### Mathematical descriptions of the electromagnetic field

**Maxwell's equations in the potential formulationformulation of Maxwell's equationsgeometric algebra formulation of electromagnetism**

where ρ is the charge density, which can (and often does) depend on time and position, ε 0 is the electric constant, μ 0 is the magnetic constant, and J is the current per unit area, also a function of time and position.

### Impedance of free space

**Characteristic impedance of vacuumη 0 characteristic impedance of free space**

The impedance of free space (that is the wave impedance of a plane wave in free space) is equal to the product of the vacuum permeability

### Vacuum permittivity

**permittivity of free spaceelectric constantvacuum electric permittivity**

, is related to the magnetic constant and the electric constant (vacuum permittivity),

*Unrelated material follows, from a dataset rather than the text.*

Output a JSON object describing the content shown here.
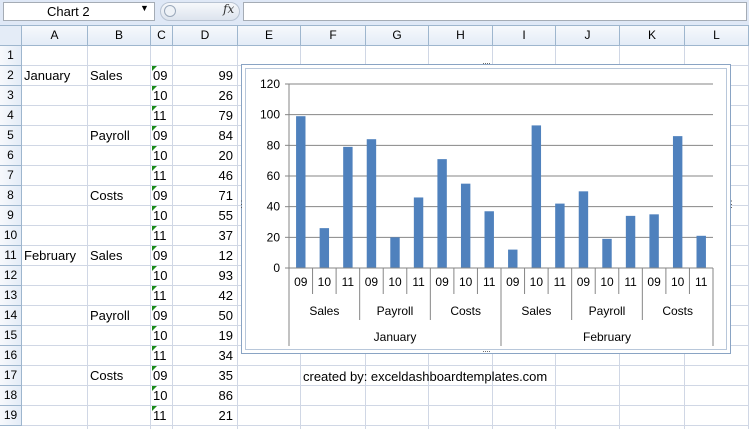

where c is the defined value for the speed of light in classical vacuum in SI units, and μ 0 is the parameter that international Standards Organizations call the "magnetic constant" (commonly called vacuum permeability).

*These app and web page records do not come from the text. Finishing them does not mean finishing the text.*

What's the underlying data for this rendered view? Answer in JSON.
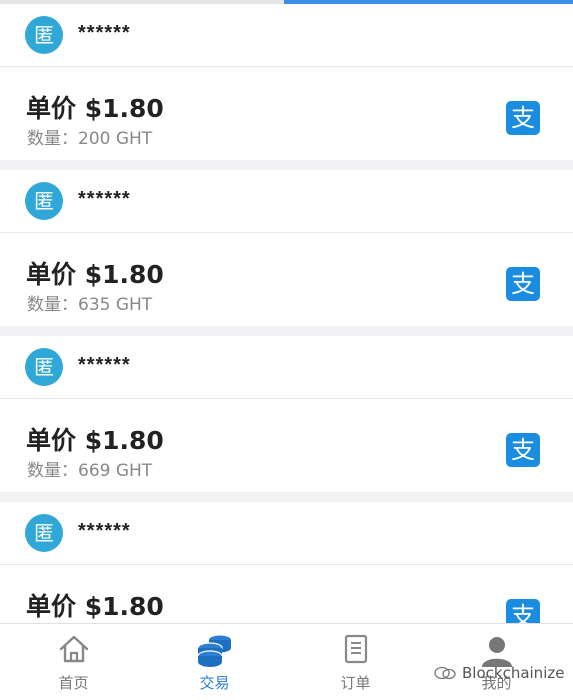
{
  "listings": [
    {
      "avatar_char": "匿",
      "seller": "******",
      "price": "单价 $1.80",
      "quantity": "数量：200 GHT",
      "pay_char": "支"
    },
    {
      "avatar_char": "匿",
      "seller": "******",
      "price": "单价 $1.80",
      "quantity": "数量：635 GHT",
      "pay_char": "支"
    },
    {
      "avatar_char": "匿",
      "seller": "******",
      "price": "单价 $1.80",
      "quantity": "数量：669 GHT",
      "pay_char": "支"
    },
    {
      "avatar_char": "匿",
      "seller": "******",
      "price": "单价 $1.80",
      "quantity": "",
      "pay_char": "支"
    }
  ],
  "tabs": [
    {
      "label": "首页",
      "icon": "home-icon"
    },
    {
      "label": "交易",
      "icon": "coins-icon"
    },
    {
      "label": "订单",
      "icon": "document-icon"
    },
    {
      "label": "我的",
      "icon": "person-icon"
    }
  ],
  "watermark": "Blockchainize",
  "colors": {
    "accent": "#2a7fd4",
    "avatar_bg": "#2fa8d8",
    "alipay_blue": "#1a8de0"
  }
}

### Magnetization

**magnetizedmagnetisationbound current**

In particular, it appears in relationship to quantities such as permeability and magnetization density, such as the relationship that defines the magnetic H-field in terms of the magnetic B-field.

The vacuum permeability μ 0 is, by definition, 4 V·s/(A·m).

### Electromagnetic radiation

**electromagnetic waveelectromagnetic waveselectromagnetic**

The magnetic constant μ 0 appears in Maxwell's equations, which describe the properties of electric and magnetic fields and electromagnetic radiation, and relate them to their sources.

Thus Maxwell's equations connect the vacuum permittivity, the vacuum permeability \mu_0, and the speed of light, c 0, via the above equation.

### 2019 redefinition of the SI base units

**2019 redefinition of SI base unitsredefinitionredefinition of the SI base units**

In the new SI units, only the fine structure constant is an actual measured value in this formula.

Other consequences of the previous definition were that in SI the value of vacuum permeability (

### Committee on Data for Science and Technology

**CODATACODATA 2018CODATA 2014**

, the vacuum permeability μ 0 will no longer be a defined constant (per the former definition of the SI ampere), but rather will need to be determined experimentally; The 2018 CODATA value is given below.

### International Union of Pure and Applied Physics

**IUPAPC-13 CommitteeIUPAP red book**

In the 1987 IUPAP Red book, for example, this constant was still called permeability of vacuum.

### Dyne

**dyndyne-centimeters**

In the old "electromagnetic (emu)" system of equations defined in the late 19th century, k m was chosen to be a pure number, 2, distance was measured in centimetres, force was measured in the cgs unit dyne, and the currents defined by this equation were measured in the "electromagnetic unit (emu) of current" (also called the "abampere").

### Abampere

**Bibiot**

In the old "electromagnetic (emu)" system of equations defined in the late 19th century, k m was chosen to be a pure number, 2, distance was measured in centimetres, force was measured in the cgs unit dyne, and the currents defined by this equation were measured in the "electromagnetic unit (emu) of current" (also called the "abampere").

### International System of Units

**SISI unitsSI unit**

In 1948, international decisions were made by standards organizations to adopt the rmks system, and its related set of electrical quantities and units, as the single main international system for describing electromagnetic phenomena in the International System of Units.

### Electric field

**electricelectrostatic fieldelectrical field**

### Planck constant

**Planck's constantreduced Planck constantreduced Planck's constant**

Conversely, as the permittivity is related to the fine structure constant (\alpha), the permeability can be derived from the latter (using Planck's constant, h, and the electric charge on an electron, e):

### Electric charge

**chargeelectrical chargecharged**

Conversely, as the permittivity is related to the fine structure constant (\alpha), the permeability can be derived from the latter (using Planck's constant, h, and the electric charge on an electron, e):

### Electromagnetic wave equation

**electric fieldsequationsmultipole radiation fields**